On Dec. 17, 2013, a 37-year-old worker was severely burned while working for a California company in a confined space, according to Cal/OSHA. A confined space is one that is defined as big enough for a worker to get in, but possessing limited exit and entry openings as well as the potential for danger from area and atmosphere.
On the date of the accident, the worker was inside a big steel tank and was spraying the interior with a flammable coating. A portable halogen light that he was using ignited a flash fire that caused serious burns. The worker was in the hospital burn unit for three days recovering after he was rescued from the tank.
The company, which is an industrial service provider, has now been cited by Cal/OSHA for no permit for working in a confined space, lack of personal protective equipment and proper ventilation for such a hazardous space, consciously allowing the use of an unauthorized electric light by a worker when he was painting in an explosive atmosphere, and other violations. There were a total of twelve other violations, which included not reporting the incident within eight hours, and proposed penalties totaling $82,090.
California had seven fatalities in confined spaces in 2011, as well as two injuries and one fatality due to rescue attempts.

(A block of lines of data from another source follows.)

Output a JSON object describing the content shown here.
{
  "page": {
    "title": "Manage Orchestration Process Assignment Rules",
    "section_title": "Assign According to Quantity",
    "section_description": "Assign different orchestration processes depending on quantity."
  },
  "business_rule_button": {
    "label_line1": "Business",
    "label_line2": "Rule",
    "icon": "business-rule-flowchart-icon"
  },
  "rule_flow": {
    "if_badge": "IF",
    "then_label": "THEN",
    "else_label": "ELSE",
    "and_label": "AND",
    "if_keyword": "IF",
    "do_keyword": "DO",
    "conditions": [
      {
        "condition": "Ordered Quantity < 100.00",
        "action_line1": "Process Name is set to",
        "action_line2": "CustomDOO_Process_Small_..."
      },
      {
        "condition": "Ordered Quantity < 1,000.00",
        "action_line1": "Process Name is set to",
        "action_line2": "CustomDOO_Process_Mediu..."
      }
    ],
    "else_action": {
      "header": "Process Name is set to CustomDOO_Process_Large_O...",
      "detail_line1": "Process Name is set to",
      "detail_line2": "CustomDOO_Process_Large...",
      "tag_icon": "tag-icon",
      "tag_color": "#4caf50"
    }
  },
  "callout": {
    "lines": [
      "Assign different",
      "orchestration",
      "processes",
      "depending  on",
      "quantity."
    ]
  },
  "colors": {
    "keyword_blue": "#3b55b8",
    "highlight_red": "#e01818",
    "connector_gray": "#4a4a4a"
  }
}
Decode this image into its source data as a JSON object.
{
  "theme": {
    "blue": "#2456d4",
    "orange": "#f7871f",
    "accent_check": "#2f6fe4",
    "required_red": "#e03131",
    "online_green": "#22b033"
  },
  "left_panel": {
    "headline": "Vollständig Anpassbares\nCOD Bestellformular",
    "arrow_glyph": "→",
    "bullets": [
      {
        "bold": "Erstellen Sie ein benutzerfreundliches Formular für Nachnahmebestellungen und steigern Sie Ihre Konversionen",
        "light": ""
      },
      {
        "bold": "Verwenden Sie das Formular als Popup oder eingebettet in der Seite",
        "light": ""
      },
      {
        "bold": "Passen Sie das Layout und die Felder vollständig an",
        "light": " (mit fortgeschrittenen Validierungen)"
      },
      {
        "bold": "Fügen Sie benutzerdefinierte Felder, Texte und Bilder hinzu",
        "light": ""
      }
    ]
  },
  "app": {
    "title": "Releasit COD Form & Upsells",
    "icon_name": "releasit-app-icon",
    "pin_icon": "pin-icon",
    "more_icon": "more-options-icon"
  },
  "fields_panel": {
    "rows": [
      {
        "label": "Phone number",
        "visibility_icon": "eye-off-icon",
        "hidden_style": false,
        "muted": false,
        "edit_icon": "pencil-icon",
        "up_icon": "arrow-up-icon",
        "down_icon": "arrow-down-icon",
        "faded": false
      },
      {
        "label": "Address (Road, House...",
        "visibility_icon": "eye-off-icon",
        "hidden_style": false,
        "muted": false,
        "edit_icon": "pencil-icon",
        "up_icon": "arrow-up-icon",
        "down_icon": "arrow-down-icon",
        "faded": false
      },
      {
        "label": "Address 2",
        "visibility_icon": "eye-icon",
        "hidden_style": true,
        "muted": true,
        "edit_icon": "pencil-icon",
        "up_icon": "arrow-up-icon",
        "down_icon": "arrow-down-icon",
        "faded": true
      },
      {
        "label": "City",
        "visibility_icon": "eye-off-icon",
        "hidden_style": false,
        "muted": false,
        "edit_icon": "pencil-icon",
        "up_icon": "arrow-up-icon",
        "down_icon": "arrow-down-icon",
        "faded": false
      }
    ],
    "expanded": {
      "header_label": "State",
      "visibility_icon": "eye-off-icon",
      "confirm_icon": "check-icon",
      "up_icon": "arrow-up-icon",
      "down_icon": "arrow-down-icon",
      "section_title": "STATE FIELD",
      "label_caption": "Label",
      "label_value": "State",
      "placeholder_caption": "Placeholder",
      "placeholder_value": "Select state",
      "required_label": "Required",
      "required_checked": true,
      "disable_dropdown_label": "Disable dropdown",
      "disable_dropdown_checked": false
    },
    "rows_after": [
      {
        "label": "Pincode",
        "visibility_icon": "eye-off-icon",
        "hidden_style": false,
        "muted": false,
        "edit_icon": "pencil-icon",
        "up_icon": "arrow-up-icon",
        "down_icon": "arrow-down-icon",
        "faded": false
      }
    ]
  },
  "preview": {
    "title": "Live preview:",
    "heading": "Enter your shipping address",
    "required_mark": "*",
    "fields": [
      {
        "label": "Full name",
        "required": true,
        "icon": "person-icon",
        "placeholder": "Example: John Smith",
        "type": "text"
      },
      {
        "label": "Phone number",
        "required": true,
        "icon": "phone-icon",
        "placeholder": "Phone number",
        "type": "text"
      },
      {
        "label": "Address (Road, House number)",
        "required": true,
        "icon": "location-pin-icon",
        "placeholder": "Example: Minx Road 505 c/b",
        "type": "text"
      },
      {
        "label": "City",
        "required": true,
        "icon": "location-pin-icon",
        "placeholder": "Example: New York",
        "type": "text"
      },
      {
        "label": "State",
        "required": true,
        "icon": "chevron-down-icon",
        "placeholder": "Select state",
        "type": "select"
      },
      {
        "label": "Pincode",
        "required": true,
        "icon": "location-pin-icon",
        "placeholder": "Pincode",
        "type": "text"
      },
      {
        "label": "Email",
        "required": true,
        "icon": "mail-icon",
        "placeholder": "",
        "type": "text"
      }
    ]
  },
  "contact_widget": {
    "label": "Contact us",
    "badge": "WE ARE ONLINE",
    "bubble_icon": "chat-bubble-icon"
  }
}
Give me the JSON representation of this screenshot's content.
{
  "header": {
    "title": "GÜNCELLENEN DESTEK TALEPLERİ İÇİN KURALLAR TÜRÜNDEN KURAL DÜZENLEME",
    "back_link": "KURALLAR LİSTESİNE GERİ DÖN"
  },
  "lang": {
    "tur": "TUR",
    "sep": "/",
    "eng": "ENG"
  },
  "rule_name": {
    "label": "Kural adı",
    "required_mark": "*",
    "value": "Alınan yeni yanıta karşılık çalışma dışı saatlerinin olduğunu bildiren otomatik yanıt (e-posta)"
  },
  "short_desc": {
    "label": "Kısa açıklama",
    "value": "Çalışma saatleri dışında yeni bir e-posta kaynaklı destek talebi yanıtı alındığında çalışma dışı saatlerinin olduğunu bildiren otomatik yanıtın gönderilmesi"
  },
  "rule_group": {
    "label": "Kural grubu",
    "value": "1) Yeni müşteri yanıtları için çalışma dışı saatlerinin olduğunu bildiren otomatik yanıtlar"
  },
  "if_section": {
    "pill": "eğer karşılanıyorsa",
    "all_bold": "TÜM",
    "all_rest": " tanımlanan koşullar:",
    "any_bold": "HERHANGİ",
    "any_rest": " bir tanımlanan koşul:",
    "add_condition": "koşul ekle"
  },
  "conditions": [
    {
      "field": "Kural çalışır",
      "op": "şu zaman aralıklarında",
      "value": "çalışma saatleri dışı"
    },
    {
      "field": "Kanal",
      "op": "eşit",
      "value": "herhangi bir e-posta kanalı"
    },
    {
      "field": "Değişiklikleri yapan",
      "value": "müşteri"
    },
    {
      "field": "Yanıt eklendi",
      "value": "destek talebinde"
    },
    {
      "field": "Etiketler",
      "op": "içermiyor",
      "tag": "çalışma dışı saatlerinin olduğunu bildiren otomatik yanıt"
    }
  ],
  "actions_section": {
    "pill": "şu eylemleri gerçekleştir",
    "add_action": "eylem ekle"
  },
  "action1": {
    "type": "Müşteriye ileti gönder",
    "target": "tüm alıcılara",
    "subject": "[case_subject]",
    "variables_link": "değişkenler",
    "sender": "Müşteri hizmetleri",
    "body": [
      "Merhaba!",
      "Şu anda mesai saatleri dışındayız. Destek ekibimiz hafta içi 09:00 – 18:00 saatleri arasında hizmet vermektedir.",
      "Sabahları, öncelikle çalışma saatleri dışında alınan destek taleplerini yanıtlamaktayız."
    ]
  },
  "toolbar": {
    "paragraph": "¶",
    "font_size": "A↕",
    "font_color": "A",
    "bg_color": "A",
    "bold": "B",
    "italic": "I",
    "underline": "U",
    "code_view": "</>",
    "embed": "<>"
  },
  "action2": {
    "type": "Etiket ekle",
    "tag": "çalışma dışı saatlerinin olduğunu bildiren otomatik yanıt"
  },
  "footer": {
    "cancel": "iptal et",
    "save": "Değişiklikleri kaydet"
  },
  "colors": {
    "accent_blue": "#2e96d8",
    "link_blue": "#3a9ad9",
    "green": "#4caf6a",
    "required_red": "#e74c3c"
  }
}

In 2012, Cal/OSHA started a confined space emphasis program to raise awareness and aid employers in adhering to proper safeguards. Injured workers similar to the one in this story may be able to get the necessary financial help to pay medical expenses and other benefits via a workers' compensation claim. An attorney with experience in workers' compensation law can help determine whether a client is eligible for such benefits.
Source: Safety.BLR.com, "California company cited following confined space fire", July 08, 2014